Link: GAO Opinion
Agency: Department of State
Disposition: Protest denied.
Protester’s contention that the agency improperly refused to consider its proposal is denied where there is no evidence that the agency received the proposal by the solicitation due date or that improper government action caused the failure of the postal service to make timely delivery, and where the record shows that the protester failed to follow the delivery instructions in the solicitation.
General Counsel P.C. Highlight:
Sector One argues that the agency should have accepted its proposal because the protester sent it by United States Postal Service (USPS) Express Mail and because the protester believes the USPS carrier attempted to deliver the proposal prior to the closing time for receipt. GAO states that it is the responsibility of each firm to deliver its proposal to the proper place at the proper time, and late delivery generally requires rejection of the submission. Where late receipt results from the failure of a vendor to reasonably fulfill its responsibility for ensuring timely delivery to the specified location, the late offer may not be considered. An offer that arrives late may only be considered if it is shown that the paramount reason for late receipt was improper government action, and where consideration of the proposal would not compromise the integrity of the competitive procurement process. Improper government action in this context is affirmative action that makes it impossible for the offeror to deliver the proposal on time.

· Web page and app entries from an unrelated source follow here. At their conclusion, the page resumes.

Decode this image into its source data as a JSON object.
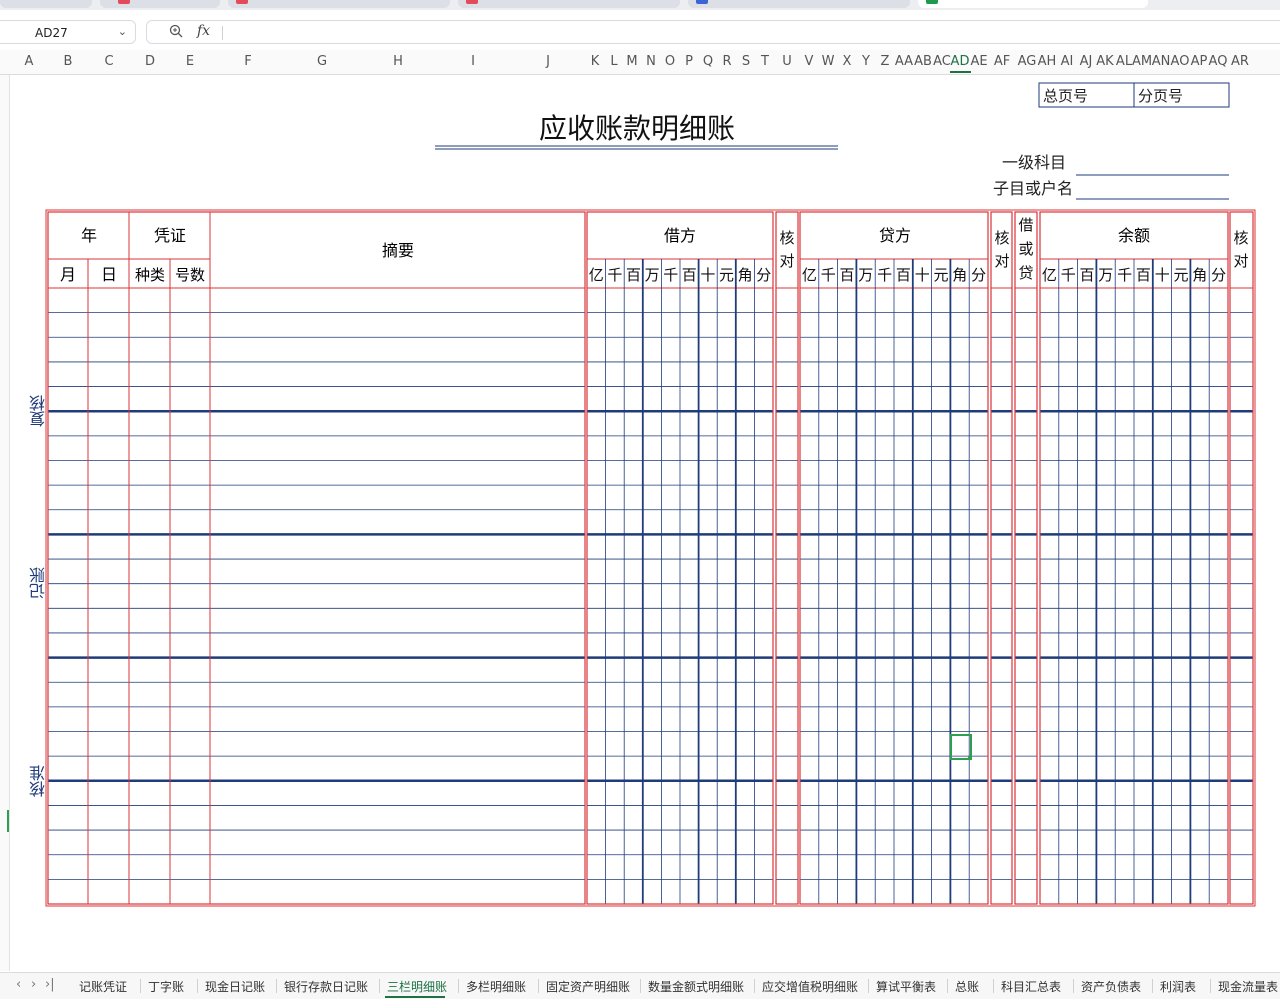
{
  "formula_bar": {
    "cell_ref": "AD27",
    "zoom_icon": "magnifier-icon",
    "fx_label": "fx",
    "formula_value": ""
  },
  "columns": [
    "A",
    "B",
    "C",
    "D",
    "E",
    "F",
    "G",
    "H",
    "I",
    "J",
    "K",
    "L",
    "M",
    "N",
    "O",
    "P",
    "Q",
    "R",
    "S",
    "T",
    "U",
    "V",
    "W",
    "X",
    "Y",
    "Z",
    "AA",
    "AB",
    "AC",
    "AD",
    "AE",
    "AF",
    "AG",
    "AH",
    "AI",
    "AJ",
    "AK",
    "AL",
    "AM",
    "AN",
    "AO",
    "AP",
    "AQ",
    "AR"
  ],
  "active_column": "AD",
  "ledger": {
    "title": "应收账款明细账",
    "total_page_label": "总页号",
    "sub_page_label": "分页号",
    "account_level1_label": "一级科目",
    "sub_account_label": "子目或户名",
    "headers": {
      "year": "年",
      "month": "月",
      "day": "日",
      "voucher": "凭证",
      "voucher_type": "种类",
      "voucher_no": "号数",
      "summary": "摘要",
      "debit": "借方",
      "credit": "贷方",
      "balance": "余额",
      "check": "核对",
      "debit_or_credit": "借或贷"
    },
    "digit_units": [
      "亿",
      "千",
      "百",
      "万",
      "千",
      "百",
      "十",
      "元",
      "角",
      "分"
    ],
    "side_labels": [
      "复核",
      "记账",
      "核准"
    ],
    "body_rows": 25
  },
  "sheet_tabs": [
    "记账凭证",
    "丁字账",
    "现金日记账",
    "银行存款日记账",
    "三栏明细账",
    "多栏明细账",
    "固定资产明细账",
    "数量金额式明细账",
    "应交增值税明细账",
    "算试平衡表",
    "总账",
    "科目汇总表",
    "资产负债表",
    "利润表",
    "现金流量表"
  ],
  "active_sheet": "三栏明细账",
  "nav_icons": [
    "prev-sheet-icon",
    "next-sheet-icon",
    "last-sheet-icon"
  ],
  "nav_glyphs": [
    "‹",
    "›",
    "›|"
  ],
  "colors": {
    "red_border": "#d9343a",
    "blue_line": "#1f3b7a",
    "accent_green": "#1e7145"
  }
}
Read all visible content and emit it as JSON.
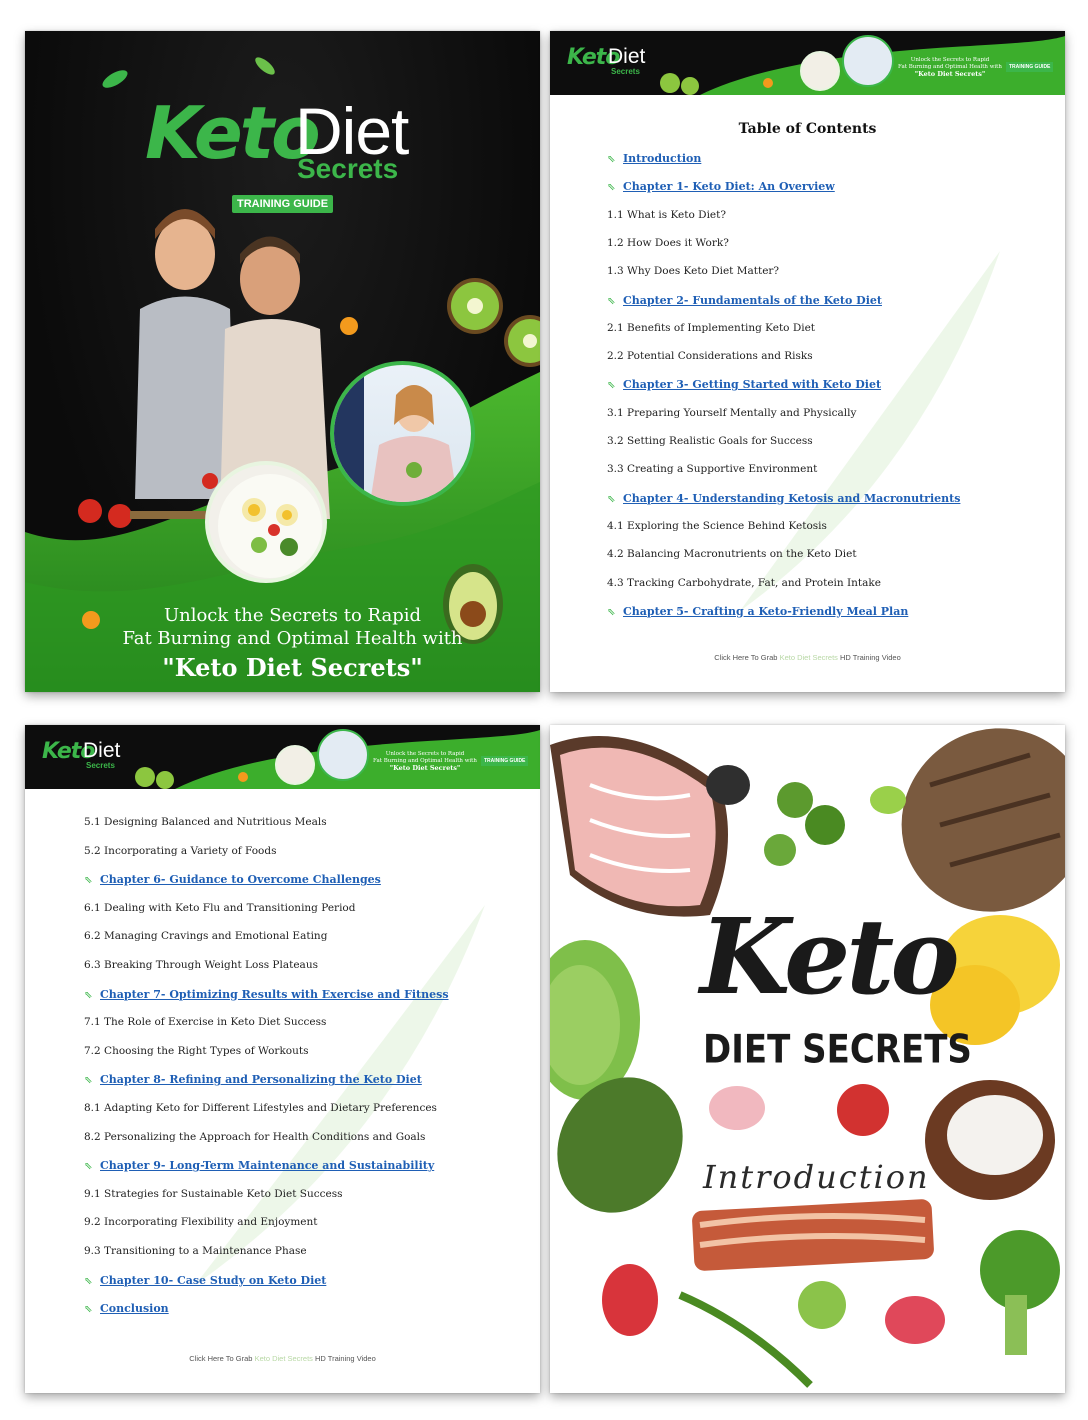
{
  "cover": {
    "logo_keto": "Keto",
    "logo_diet": "Diet",
    "logo_secrets": "Secrets",
    "badge": "TRAINING GUIDE",
    "tagline_1": "Unlock the Secrets to Rapid",
    "tagline_2": "Fat Burning and Optimal Health with",
    "tagline_3": "\"Keto Diet Secrets\""
  },
  "header": {
    "logo_keto": "Keto",
    "logo_diet": "Diet",
    "logo_secrets": "Secrets",
    "line_1": "Unlock the Secrets to Rapid",
    "line_2": "Fat Burning and Optimal Health with",
    "line_3": "\"Keto Diet Secrets\"",
    "badge": "TRAINING GUIDE"
  },
  "toc": {
    "title": "Table of Contents",
    "page1": [
      {
        "text": "Introduction",
        "chapter": true
      },
      {
        "text": "Chapter 1- Keto Diet: An Overview",
        "chapter": true
      },
      {
        "text": "1.1 What is Keto Diet?",
        "chapter": false
      },
      {
        "text": "1.2 How Does it Work?",
        "chapter": false
      },
      {
        "text": "1.3 Why Does Keto Diet Matter?",
        "chapter": false
      },
      {
        "text": "Chapter 2- Fundamentals of the Keto Diet",
        "chapter": true
      },
      {
        "text": "2.1 Benefits of Implementing Keto Diet",
        "chapter": false
      },
      {
        "text": "2.2 Potential Considerations and Risks",
        "chapter": false
      },
      {
        "text": "Chapter 3- Getting Started with Keto Diet",
        "chapter": true
      },
      {
        "text": "3.1 Preparing Yourself Mentally and Physically",
        "chapter": false
      },
      {
        "text": "3.2 Setting Realistic Goals for Success",
        "chapter": false
      },
      {
        "text": "3.3 Creating a Supportive Environment",
        "chapter": false
      },
      {
        "text": "Chapter 4- Understanding Ketosis and Macronutrients",
        "chapter": true
      },
      {
        "text": "4.1 Exploring the Science Behind Ketosis",
        "chapter": false
      },
      {
        "text": "4.2 Balancing Macronutrients on the Keto Diet",
        "chapter": false
      },
      {
        "text": "4.3 Tracking Carbohydrate, Fat, and Protein Intake",
        "chapter": false
      },
      {
        "text": "Chapter 5- Crafting a Keto-Friendly Meal Plan",
        "chapter": true
      }
    ],
    "page2": [
      {
        "text": "5.1 Designing Balanced and Nutritious Meals",
        "chapter": false
      },
      {
        "text": "5.2 Incorporating a Variety of Foods",
        "chapter": false
      },
      {
        "text": "Chapter 6- Guidance to Overcome Challenges",
        "chapter": true
      },
      {
        "text": "6.1 Dealing with Keto Flu and Transitioning Period",
        "chapter": false
      },
      {
        "text": "6.2 Managing Cravings and Emotional Eating",
        "chapter": false
      },
      {
        "text": "6.3 Breaking Through Weight Loss Plateaus",
        "chapter": false
      },
      {
        "text": "Chapter 7- Optimizing Results with Exercise and Fitness",
        "chapter": true
      },
      {
        "text": "7.1 The Role of Exercise in Keto Diet Success",
        "chapter": false
      },
      {
        "text": "7.2 Choosing the Right Types of Workouts",
        "chapter": false
      },
      {
        "text": "Chapter 8- Refining and Personalizing the Keto Diet",
        "chapter": true
      },
      {
        "text": "8.1 Adapting Keto for Different Lifestyles and Dietary Preferences",
        "chapter": false
      },
      {
        "text": "8.2 Personalizing the Approach for Health Conditions and Goals",
        "chapter": false
      },
      {
        "text": "Chapter 9- Long-Term Maintenance and Sustainability",
        "chapter": true
      },
      {
        "text": "9.1 Strategies for Sustainable Keto Diet Success",
        "chapter": false
      },
      {
        "text": "9.2 Incorporating Flexibility and Enjoyment",
        "chapter": false
      },
      {
        "text": "9.3 Transitioning to a Maintenance Phase",
        "chapter": false
      },
      {
        "text": "Chapter 10- Case Study on Keto Diet",
        "chapter": true
      },
      {
        "text": "Conclusion",
        "chapter": true
      }
    ],
    "footer_pre": "Click Here To Grab ",
    "footer_link": "Keto Diet Secrets",
    "footer_post": " HD Training Video"
  },
  "intro": {
    "keto": "Keto",
    "diet_secrets": "DIET SECRETS",
    "heading": "Introduction"
  },
  "colors": {
    "brand_green": "#3cb64a",
    "link_blue": "#1f5fb5"
  }
}
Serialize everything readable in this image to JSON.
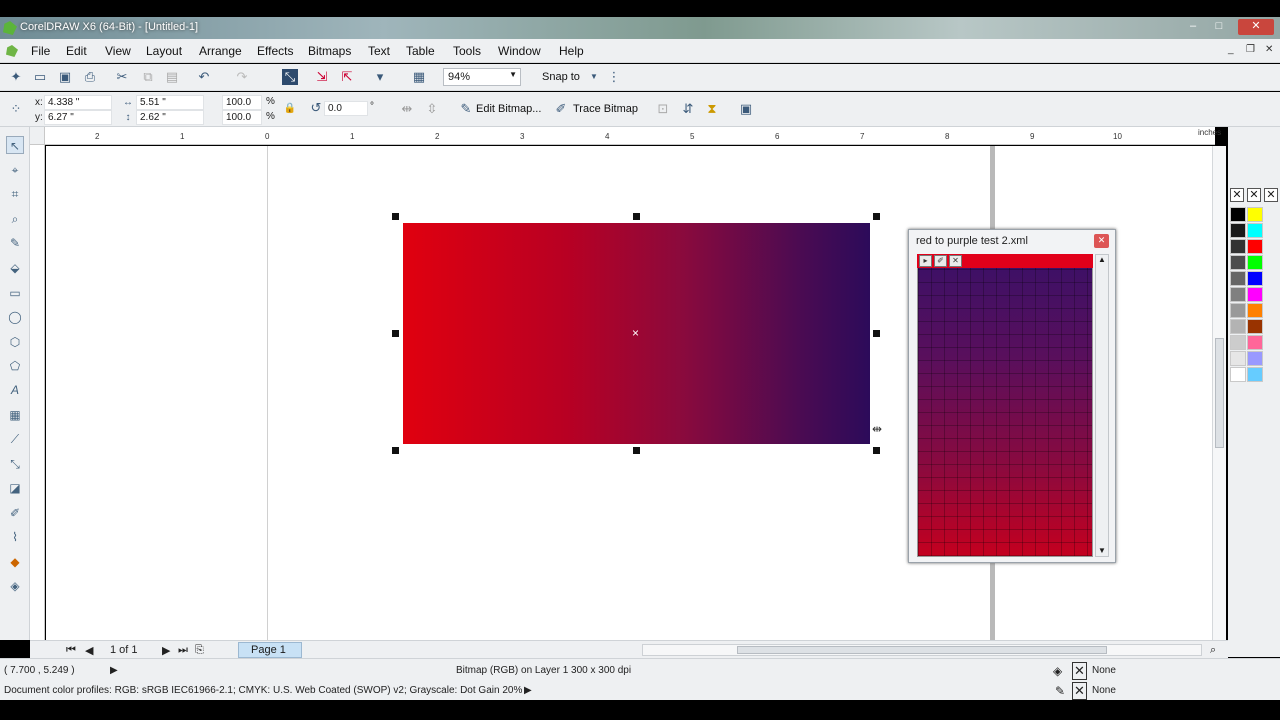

The agency denies receiving or rejecting the Sector One proposal submission that was the subject of the alleged delivery attempt by the USPS carrier. As explained above, since USPS does not deliver mail to the building where the Office of Acquisition is located, the RFP contained a P.O. Box for mailed proposals, and allowed for hand-carried proposals provided delivery was coordinated with the contracting officer. By its own admission, the protester did not follow the instructions in the RFP for submission of its proposal in that it made no arrangements with the contracting officer for hand-carried delivery. The evidence submitted by the protester does not establish that the agency actually received the protester’s submission or that there was an attempt to deliver the proposals to the agency before the closing time established in the solicitation. As explained above, the record here, at best, only demonstrates that the USPS carrier attempted to deliver the protester’s submission to some DOS location and does not specifically demonstrate whether anyone at DOS refused to accept delivery. The record shows that the paramount reason for the nonreceipt of the protester’s submission is the protester’s failure to follow the solicitation instructions to either mail its proposal to the designated P.O. Box number or make the proper arrangements for hand-carried delivery. In short, there is nothing in the record showing that any affirmative government action deprived the protester of the ability to make a proper delivery of its proposal. GAO denies the protest.